Labour threatened Clare Short with the sack by barring her from standing in her Ladywood constituency, the rebel MP has revealed.
Party enforcers tried to "muzzle" her by threatening to stop her standing in last year's General Election, she said.
And she revealed how she kept a secret diary in the run-up to the Iraq war, when she was quizzed by a Commons committee yesterday.
The Labour MP for Ladywood was International Development Secretary in Tony Blair's Cabinet but resigned in May 2003, shortly after the conflict ended.
She became an outspoken critic of the war and of Mr Blair, claiming he was "obsessed with his place in history".
She published a book detailing her time in the Cabinet, An Honourable Deception, in October 2004, in the run-up to the General Election in May 2005.
But she revealed yesterday that she released the memoirs in response to a "pretty crude" attempt to stop her talking.

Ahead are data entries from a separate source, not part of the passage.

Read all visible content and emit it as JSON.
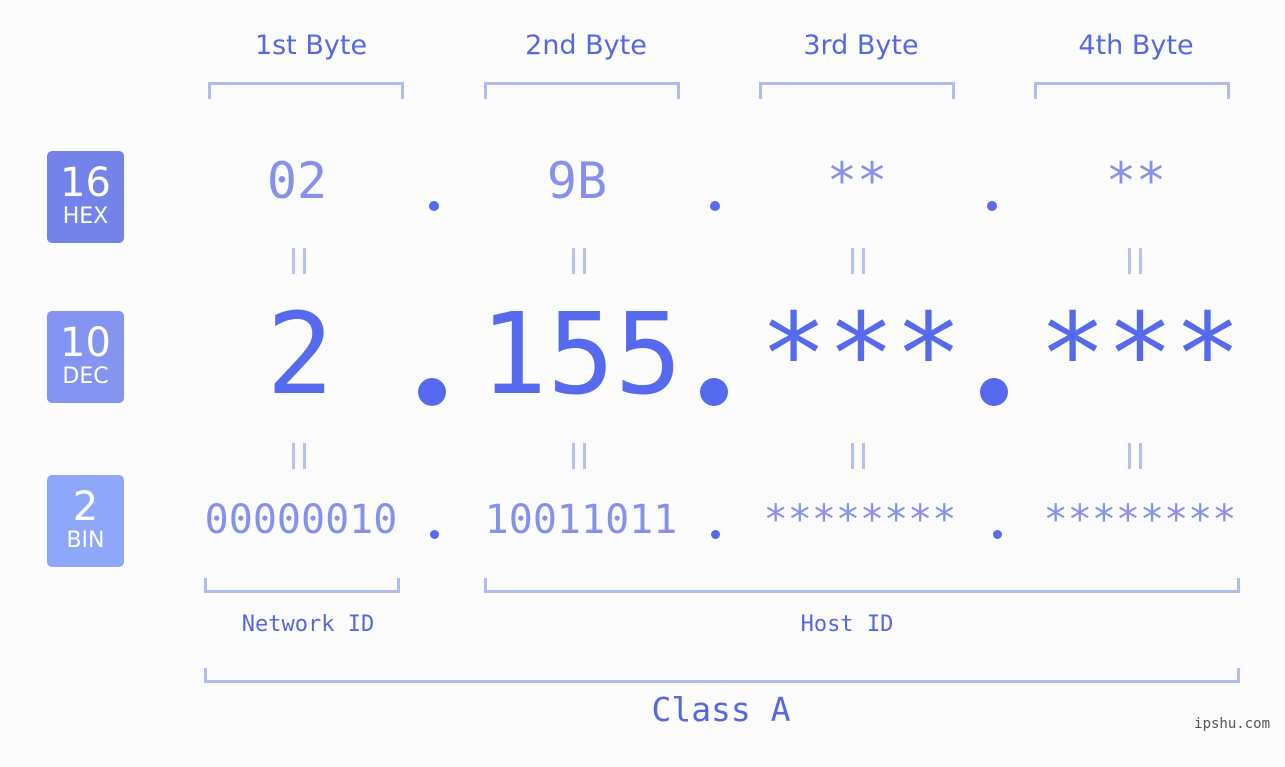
{
  "byte_headers": [
    "1st Byte",
    "2nd Byte",
    "3rd Byte",
    "4th Byte"
  ],
  "bases": [
    {
      "number": "16",
      "name": "HEX",
      "color": "#7383ea"
    },
    {
      "number": "10",
      "name": "DEC",
      "color": "#8594f1"
    },
    {
      "number": "2",
      "name": "BIN",
      "color": "#8fa7f8"
    }
  ],
  "hex": [
    "02",
    "9B",
    "**",
    "**"
  ],
  "dec": [
    "2",
    "155",
    "***",
    "***"
  ],
  "bin": [
    "00000010",
    "10011011",
    "********",
    "********"
  ],
  "separator": ".",
  "equals_symbol": "=",
  "network_label": "Network ID",
  "host_label": "Host ID",
  "class_label": "Class A",
  "watermark": "ipshu.com",
  "colors": {
    "primary": "#566af0",
    "light_text": "#8591ec",
    "bracket": "#b1bcf5",
    "background": "#fbfcfb"
  }
}
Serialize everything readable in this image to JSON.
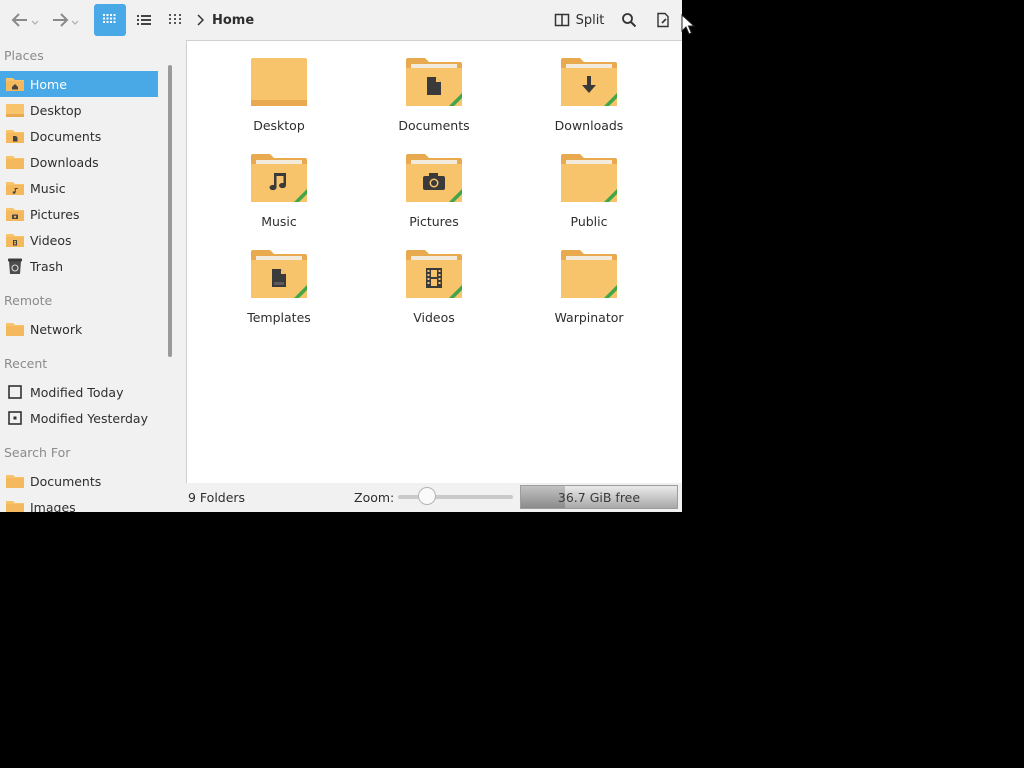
{
  "toolbar": {
    "breadcrumb": "Home",
    "split_label": "Split"
  },
  "sidebar": {
    "places_heading": "Places",
    "places": [
      {
        "label": "Home",
        "icon": "home-folder-icon",
        "selected": true
      },
      {
        "label": "Desktop",
        "icon": "folder-icon"
      },
      {
        "label": "Documents",
        "icon": "documents-folder-icon"
      },
      {
        "label": "Downloads",
        "icon": "folder-icon"
      },
      {
        "label": "Music",
        "icon": "music-folder-icon"
      },
      {
        "label": "Pictures",
        "icon": "pictures-folder-icon"
      },
      {
        "label": "Videos",
        "icon": "videos-folder-icon"
      },
      {
        "label": "Trash",
        "icon": "trash-icon"
      }
    ],
    "remote_heading": "Remote",
    "remote": [
      {
        "label": "Network",
        "icon": "folder-icon"
      }
    ],
    "recent_heading": "Recent",
    "recent": [
      {
        "label": "Modified Today",
        "icon": "calendar-today-icon"
      },
      {
        "label": "Modified Yesterday",
        "icon": "calendar-yesterday-icon"
      }
    ],
    "search_heading": "Search For",
    "search": [
      {
        "label": "Documents",
        "icon": "folder-icon"
      },
      {
        "label": "Images",
        "icon": "folder-icon"
      }
    ]
  },
  "files": [
    {
      "name": "Desktop",
      "icon": "desktop-folder-icon"
    },
    {
      "name": "Documents",
      "icon": "documents-folder-icon"
    },
    {
      "name": "Downloads",
      "icon": "downloads-folder-icon"
    },
    {
      "name": "Music",
      "icon": "music-folder-icon"
    },
    {
      "name": "Pictures",
      "icon": "pictures-folder-icon"
    },
    {
      "name": "Public",
      "icon": "public-folder-icon"
    },
    {
      "name": "Templates",
      "icon": "templates-folder-icon"
    },
    {
      "name": "Videos",
      "icon": "videos-folder-icon"
    },
    {
      "name": "Warpinator",
      "icon": "warpinator-folder-icon"
    }
  ],
  "status": {
    "folder_count": "9 Folders",
    "zoom_label": "Zoom:",
    "zoom_level": 0.25,
    "free_space": "36.7 GiB free",
    "disk_used_fraction": 0.28
  },
  "colors": {
    "accent": "#48a9e6",
    "folder": "#f7c36b",
    "folder_dark": "#e9a94f",
    "share_stripe": "#3fa64a"
  }
}
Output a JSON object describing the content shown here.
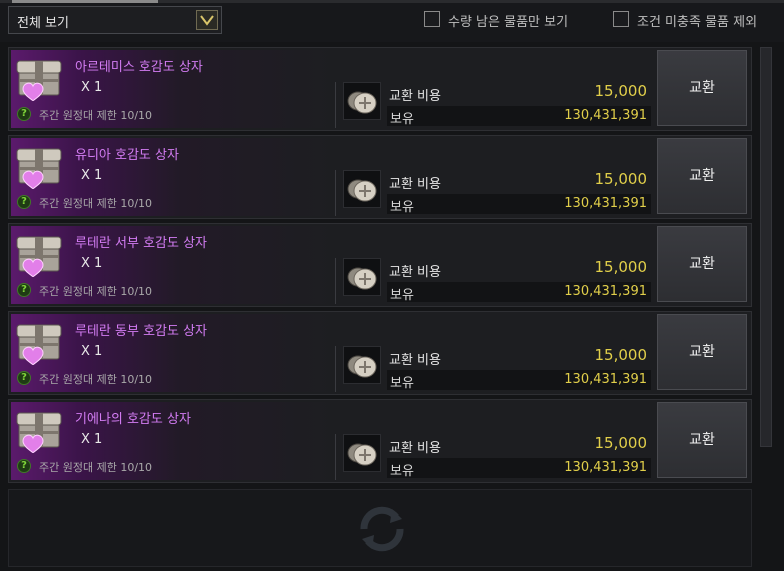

She said: "I didn't intend to write a book so quickly. But there was a very sharp attempt to muzzle me."
Hilary Armstrong, the Labour Chief Whip, threatened to remove the party whip, which meant she would be barred from standing for re-election as a Labour candidate.
"The Chief Whip threatened me with withdrawal of the whip, which meant I couldn't stand as a Labour candidate."
She was also sent a letter warning her comments could be in breach of the Official Secrets Act, she said.
"It was a very harsh and deliberate attempt to silence me.
"The Chief Whip tried to get me to agree to say nothing that was in any way critical of the Prime Minister."
As a result, she wrote the book in four months, to ensure the story of the Iraq war was told.
"There was deceit, and Parliament absolutely failed to deal with the deceit.
"It was very important for those truths to come out," she said.
It was based partly on a diary she started to keep while she was in the Cabinet, unknown to her colleagues.
However, she had not originally intended to publish the diary, she said.
"I had no intention of doing a book. It was just I was living through enormous turbulence, historical events."
Ms Short said that despite her disagreements with the Labour leadership, she had dedicated most of her life to the Labour Party and took the possibility of having the whip withdrawn very seriously.
Ms Short was giving evidence to the Public Administration Committee, chaired by Cannock Chase MP Tony Wright (Lab).
It is conducting an inquiry into the rules regarding what politicians and civil servants can reveal in their memoirs.
Also giving evidence were former Chancellor Lord Lawson, former Foreign Secretary Lord Owen and Sir Jeremy Greenstock, Britain's former ambassador to the United Nations.
Sir Jeremy, who was also Britain's special representative in Iraq for six months after the war, wrote a book about his experiences with the Foreign Office but it has never been published because of objections from Jack Straw, the Foreign Secretary. ..SUPL: